Los Angeles Times
"Solar offers both high-minded amusement in its skewering of environmentalist, postmodern and objectivist pieties, and, in the North Pole scenes in which Beard braves subzero cold and a hungry polar bear, something awfully close to slapstick. A comic global warming novel? Well ... why not?" Taylor Antrim
"Solar is chiefly a mash-up of the Hampstead adultery novel and a conflation of the Bradbury/Lodge academic satire, with the merest dash of politics (George W, New Labour spin), and a side order of the trusty McEwan standby of violence. ... McEwan can move from comedy, a paean to the crisp (‘this particular chemical feast could not be found in Paris, Berlin or Tokyo') to real menace." Tibor Fischer
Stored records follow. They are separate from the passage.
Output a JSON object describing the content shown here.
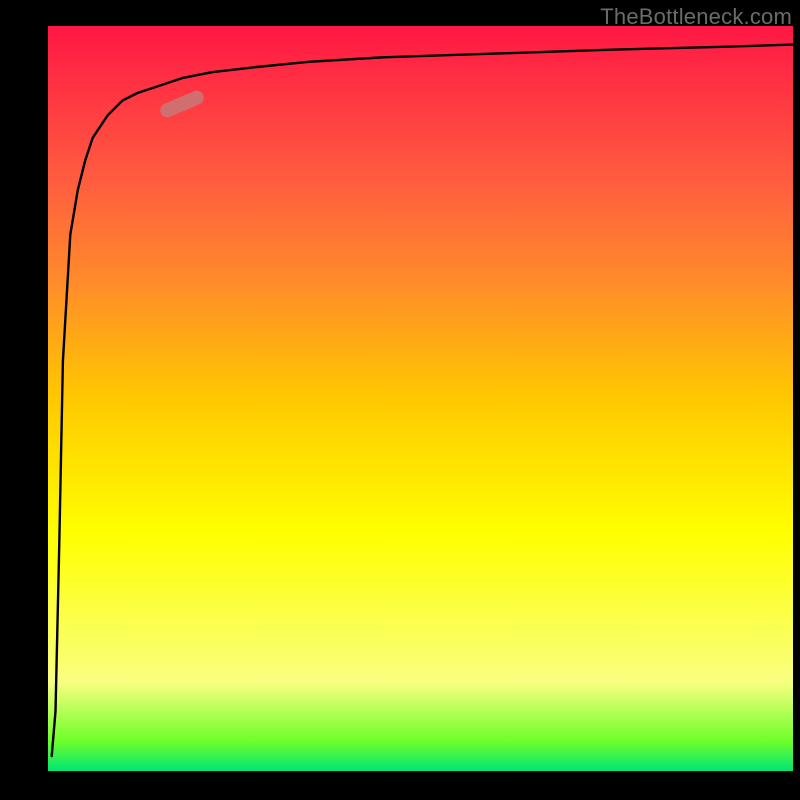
{
  "watermark_text": "TheBottleneck.com",
  "colors": {
    "gradient_top": "#ff1744",
    "gradient_bottom": "#00e676",
    "curve": "#000000",
    "marker": "rgba(200,120,120,0.85)"
  },
  "marker": {
    "x_frac": 0.18,
    "y_frac": 0.105,
    "angle_deg": -23
  },
  "chart_data": {
    "type": "line",
    "title": "",
    "xlabel": "",
    "ylabel": "",
    "xlim": [
      0,
      100
    ],
    "ylim": [
      0,
      100
    ],
    "grid": false,
    "legend": false,
    "annotations": [
      "TheBottleneck.com"
    ],
    "series": [
      {
        "name": "curve",
        "x": [
          0.5,
          1,
          1.5,
          2,
          3,
          4,
          5,
          6,
          8,
          10,
          12,
          15,
          18,
          22,
          28,
          35,
          45,
          60,
          75,
          90,
          100
        ],
        "y": [
          2,
          8,
          30,
          55,
          72,
          78,
          82,
          85,
          88,
          90,
          91,
          92,
          93,
          93.8,
          94.5,
          95.2,
          95.8,
          96.3,
          96.8,
          97.2,
          97.5
        ]
      }
    ],
    "highlighted_segment": {
      "x_range": [
        15,
        22
      ],
      "y_range": [
        88,
        92
      ]
    }
  }
}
"Once it became clear that the book's world is comic, I also found myself wondering if it wouldn't have benefited from being more loosely assembled, with shorter, discontinuous episodes and Beard functioning along the lines of Updike's Bech, Nabokov's Pnin or the consciousness in Calvino's Cosmicomics. ... When [Beard] gets his comeuppance, it's a powerful reminder that reality isn't a comic novel, and in its deepest implications, this book isn't one either." Christopher Tayler
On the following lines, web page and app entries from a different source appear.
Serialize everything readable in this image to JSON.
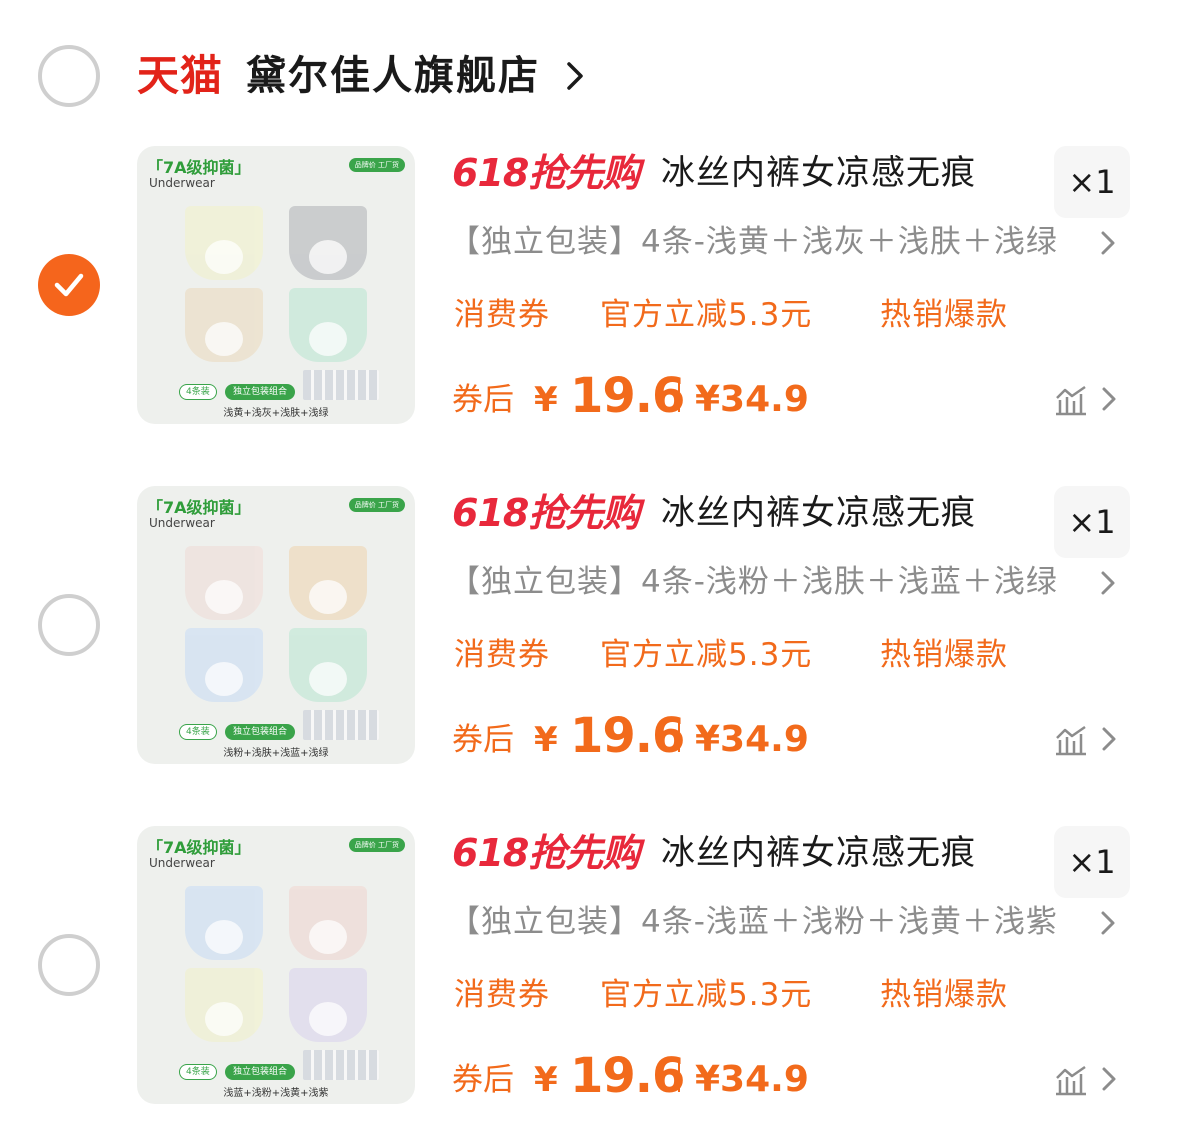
{
  "store": {
    "platform_logo": "天猫",
    "name": "黛尔佳人旗舰店",
    "selected": false
  },
  "colors": {
    "accent_orange": "#f26a1b",
    "check_orange": "#f5651c",
    "promo_red": "#e8283b",
    "tmall_red": "#e22319"
  },
  "items": [
    {
      "selected": true,
      "promo_label": "618抢先购",
      "title": "冰丝内裤女凉感无痕",
      "quantity": "×1",
      "sku": "【独立包装】4条-浅黄＋浅灰＋浅肤＋浅绿",
      "tags": [
        "消费券",
        "官方立减5.3元",
        "热销爆款"
      ],
      "coupon_price_label": "券后",
      "coupon_price_currency": "¥",
      "coupon_price": "19.6",
      "original_price": "¥34.9",
      "thumbnail": {
        "badge_title": "「7A级抑菌」",
        "badge_sub": "Underwear",
        "badge_tag": "品牌价 工厂货",
        "count_label": "4条装",
        "pack_label": "独立包装组合",
        "colors_text": "浅黄+浅灰+浅肤+浅绿",
        "swatches": [
          "#f0f1d8",
          "#c9cbcd",
          "#ece3d1",
          "#cfeadd"
        ]
      }
    },
    {
      "selected": false,
      "promo_label": "618抢先购",
      "title": "冰丝内裤女凉感无痕",
      "quantity": "×1",
      "sku": "【独立包装】4条-浅粉＋浅肤＋浅蓝＋浅绿",
      "tags": [
        "消费券",
        "官方立减5.3元",
        "热销爆款"
      ],
      "coupon_price_label": "券后",
      "coupon_price_currency": "¥",
      "coupon_price": "19.6",
      "original_price": "¥34.9",
      "thumbnail": {
        "badge_title": "「7A级抑菌」",
        "badge_sub": "Underwear",
        "badge_tag": "品牌价 工厂货",
        "count_label": "4条装",
        "pack_label": "独立包装组合",
        "colors_text": "浅粉+浅肤+浅蓝+浅绿",
        "swatches": [
          "#efe4e0",
          "#eee0c9",
          "#d7e4f2",
          "#cfeadd"
        ]
      }
    },
    {
      "selected": false,
      "promo_label": "618抢先购",
      "title": "冰丝内裤女凉感无痕",
      "quantity": "×1",
      "sku": "【独立包装】4条-浅蓝＋浅粉＋浅黄＋浅紫",
      "tags": [
        "消费券",
        "官方立减5.3元",
        "热销爆款"
      ],
      "coupon_price_label": "券后",
      "coupon_price_currency": "¥",
      "coupon_price": "19.6",
      "original_price": "¥34.9",
      "thumbnail": {
        "badge_title": "「7A级抑菌」",
        "badge_sub": "Underwear",
        "badge_tag": "品牌价 工厂货",
        "count_label": "4条装",
        "pack_label": "独立包装组合",
        "colors_text": "浅蓝+浅粉+浅黄+浅紫",
        "swatches": [
          "#d7e4f2",
          "#efe0dc",
          "#f0f1d8",
          "#e2dfee"
        ]
      }
    }
  ]
}
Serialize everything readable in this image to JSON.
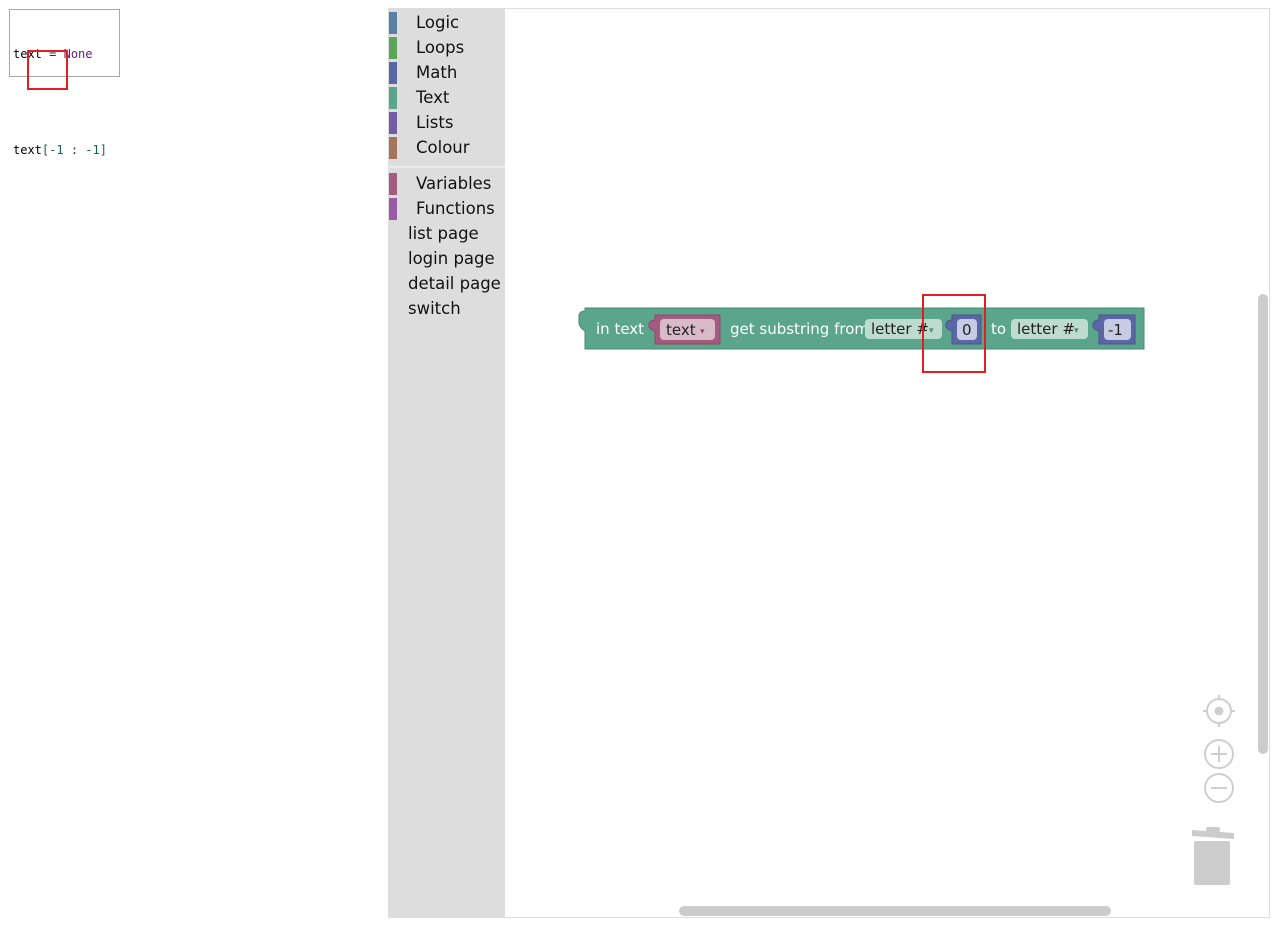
{
  "code": {
    "line1": {
      "var": "text",
      "op": " = ",
      "value": "None"
    },
    "line2": {
      "var": "text",
      "open": "[",
      "start": "-1",
      "sep": " : ",
      "end": "-1",
      "close": "]"
    }
  },
  "toolbox": {
    "categories": [
      {
        "label": "Logic",
        "color": "#5b80a5"
      },
      {
        "label": "Loops",
        "color": "#5ba55b"
      },
      {
        "label": "Math",
        "color": "#5b67a5"
      },
      {
        "label": "Text",
        "color": "#5ba58c"
      },
      {
        "label": "Lists",
        "color": "#745ba5"
      },
      {
        "label": "Colour",
        "color": "#a5745b"
      }
    ],
    "dynamic": [
      {
        "label": "Variables",
        "color": "#a55b80"
      },
      {
        "label": "Functions",
        "color": "#995ba5"
      }
    ],
    "pages": [
      "list page",
      "login page",
      "detail page",
      "switch"
    ]
  },
  "block": {
    "label_in_text": "in text",
    "var_name": "text",
    "label_get_substring": "get substring from",
    "from_mode": "letter #",
    "from_value": "0",
    "label_to": "to",
    "to_mode": "letter #",
    "to_value": "-1",
    "dropdown_arrow": "▾",
    "colors": {
      "text_block": "#5ba58c",
      "variable_block": "#a55b80",
      "math_block": "#5b67a5"
    }
  },
  "controls": {
    "icons": [
      "recenter-icon",
      "zoom-in-icon",
      "zoom-out-icon",
      "trash-icon"
    ]
  }
}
"The larger meanings of Solar are no more straightforward. Is science really so divorced from the humanities, or intelligence from goodness, as McEwan provokingly suggests? It is not clear that he wants us to think so, or that he intends Solar to feel as misanthropic as it often does." Adam Kirsch
New York Times
"Despite the book's somber, scientific backdrop (and global warming here is little but that), Solar is Mr. McEwan's funniest novel yet--a novel that in tone and affect often reads more like something by Zoë Heller or David Lodge. ... The last two thirds of this novel, however, are oddly static, as Mr. McEwan repetitiously harps on Beard's gluttonous habits and growing waistline, his sexual promiscuity and his opportunistic efforts to cash in on global warming." Michiko Kakutani
"While Solar contains plenty of references to dwindling polar ice caps and rising CO2 levels, its real subject is the slippery nature of truth and the very fallible people who claim to pursue it. ... The plot seems allergic to itself, constantly arresting its own progress with not terribly pertinent flashbacks or abrupt jumps forward." Ron Charles
Critics expressed decidedly mixed opinions about McEwan's latest work--and perhaps it's no surprise that he was better-reviewed on his UK home front. While most critics on either side of the pond praised the author's intelligent plot (especially his command of science) and ample storytelling gifts, the majority agreed that Solar is not his best novel to date. A few commented that the several narrative strands, which take place over more than a decade, do not cohere; Beard's jaunt to the North Pole, for example is interesting but tangential. Tired jokes, a rushed climax, and Beard's own piggish character felt claustrophobic to others. But most contentious of all was the satirical, comic tone superimposed on the very serious subject of climate change. Though Solar is a worthy inquiry into truth, morality, and the future of humanity, some critics could not get past McEwan's approach.